TASK DETAILS: Gather all lines in the entries below that include the word "abuse".
- - - - - - -
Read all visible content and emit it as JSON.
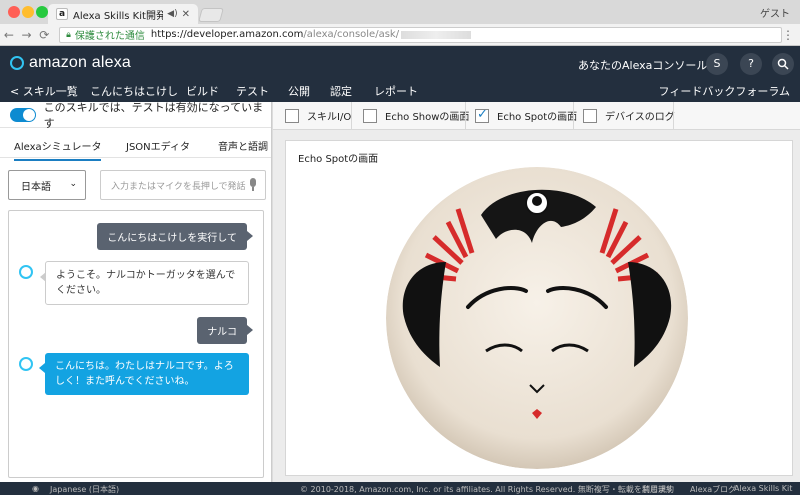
{
  "browser": {
    "tab_title": "Alexa Skills Kit開発者コンソール",
    "tab_favicon": "a",
    "guest_label": "ゲスト",
    "secure_label": "保護された通信",
    "url_host": "https://developer.amazon.com",
    "url_path": "/alexa/console/ask/",
    "back_icon": "←",
    "forward_icon": "→",
    "reload_icon": "C",
    "lock_icon": "lock-icon",
    "menu_icon": "⋮",
    "traffic_colors": [
      "#ff5f56",
      "#ffbd2e",
      "#27c93f"
    ]
  },
  "header": {
    "logo_text": "amazon alexa",
    "console_label": "あなたのAlexaコンソール",
    "avatar_letter": "S",
    "help_icon": "?",
    "search_icon": "⚲",
    "nav": [
      {
        "label": "< スキル一覧",
        "active": false
      },
      {
        "label": "こんにちはこけし",
        "active": false
      },
      {
        "label": "ビルド",
        "active": false
      },
      {
        "label": "テスト",
        "active": true
      },
      {
        "label": "公開",
        "active": false
      },
      {
        "label": "認定",
        "active": false
      },
      {
        "label": "レポート",
        "active": false
      }
    ],
    "feedback_label": "フィードバックフォーラム"
  },
  "left": {
    "toggle_label": "このスキルでは、テストは有効になっています",
    "toggle_on": true,
    "subtabs": [
      {
        "label": "Alexaシミュレータ",
        "active": true
      },
      {
        "label": "JSONエディタ",
        "active": false
      },
      {
        "label": "音声と語調",
        "active": false
      }
    ],
    "language_value": "日本語",
    "utterance_placeholder": "入力またはマイクを長押しで発話",
    "messages": [
      {
        "from": "user",
        "text": "こんにちはこけしを実行して"
      },
      {
        "from": "alexa",
        "style": "plain",
        "text": "ようこそ。ナルコかトーガッタを選んでください。"
      },
      {
        "from": "user",
        "text": "ナルコ"
      },
      {
        "from": "alexa",
        "style": "blue",
        "text": "こんにちは。わたしはナルコです。よろしく！また呼んでくださいね。"
      }
    ]
  },
  "right": {
    "checkboxes": [
      {
        "label": "スキルI/O",
        "checked": false
      },
      {
        "label": "Echo Showの画面",
        "checked": false
      },
      {
        "label": "Echo Spotの画面",
        "checked": true
      },
      {
        "label": "デバイスのログ",
        "checked": false
      }
    ],
    "display_title": "Echo Spotの画面"
  },
  "footer": {
    "language": "Japanese (日本語)",
    "copyright": "© 2010-2018, Amazon.com, Inc. or its affiliates. All Rights Reserved. 無断複写・転載を禁じます",
    "links": [
      "利用規約",
      "Alexaブログ",
      "Alexa Skills Kit"
    ]
  }
}
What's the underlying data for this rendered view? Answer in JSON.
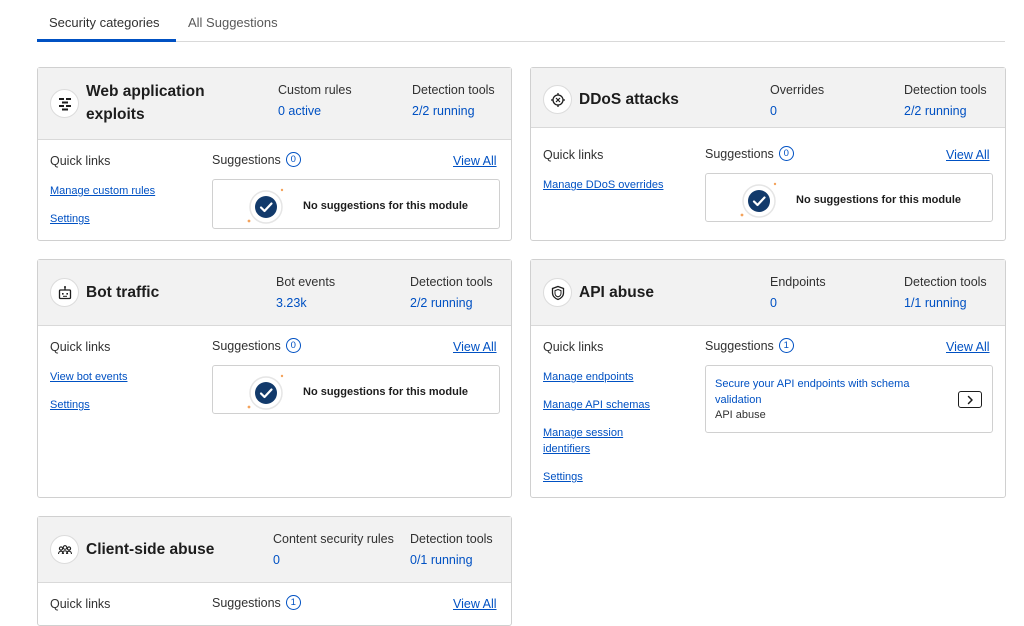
{
  "tabs": [
    {
      "label": "Security categories",
      "active": true
    },
    {
      "label": "All Suggestions",
      "active": false
    }
  ],
  "colors": {
    "accent": "#0051c3",
    "header_bg": "#f2f2f2",
    "border": "#d0d0d0",
    "highlight": "#f4a35c"
  },
  "empty_text": "No suggestions for this module",
  "cards": {
    "web": {
      "icon": "firewall-icon",
      "title": "Web application exploits",
      "stat1": {
        "label": "Custom rules",
        "value": "0 active"
      },
      "stat2": {
        "label": "Detection tools",
        "value": "2/2 running"
      },
      "quick_links_label": "Quick links",
      "links": [
        "Manage custom rules",
        "Settings"
      ],
      "suggestions_label": "Suggestions",
      "suggestions_count": "0",
      "view_all": "View All"
    },
    "ddos": {
      "icon": "ddos-target-icon",
      "title": "DDoS attacks",
      "stat1": {
        "label": "Overrides",
        "value": "0"
      },
      "stat2": {
        "label": "Detection tools",
        "value": "2/2 running"
      },
      "quick_links_label": "Quick links",
      "links": [
        "Manage DDoS overrides"
      ],
      "suggestions_label": "Suggestions",
      "suggestions_count": "0",
      "view_all": "View All"
    },
    "bot": {
      "icon": "robot-icon",
      "title": "Bot traffic",
      "stat1": {
        "label": "Bot events",
        "value": "3.23k"
      },
      "stat2": {
        "label": "Detection tools",
        "value": "2/2 running"
      },
      "quick_links_label": "Quick links",
      "links": [
        "View bot events",
        "Settings"
      ],
      "suggestions_label": "Suggestions",
      "suggestions_count": "0",
      "view_all": "View All"
    },
    "api": {
      "icon": "shield-icon",
      "title": "API abuse",
      "stat1": {
        "label": "Endpoints",
        "value": "0"
      },
      "stat2": {
        "label": "Detection tools",
        "value": "1/1 running"
      },
      "quick_links_label": "Quick links",
      "links": [
        "Manage endpoints",
        "Manage API schemas",
        "Manage session identifiers",
        "Settings"
      ],
      "suggestions_label": "Suggestions",
      "suggestions_count": "1",
      "view_all": "View All",
      "suggestion_item": {
        "title": "Secure your API endpoints with schema validation",
        "subtitle": "API abuse"
      }
    },
    "client": {
      "icon": "users-icon",
      "title": "Client-side abuse",
      "stat1": {
        "label": "Content security rules",
        "value": "0"
      },
      "stat2": {
        "label": "Detection tools",
        "value": "0/1 running"
      },
      "quick_links_label": "Quick links",
      "suggestions_label": "Suggestions",
      "suggestions_count": "1",
      "view_all": "View All"
    }
  }
}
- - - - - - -
RESULT:
      "title": "API abuse",
        "subtitle": "API abuse"
      "title": "Client-side abuse",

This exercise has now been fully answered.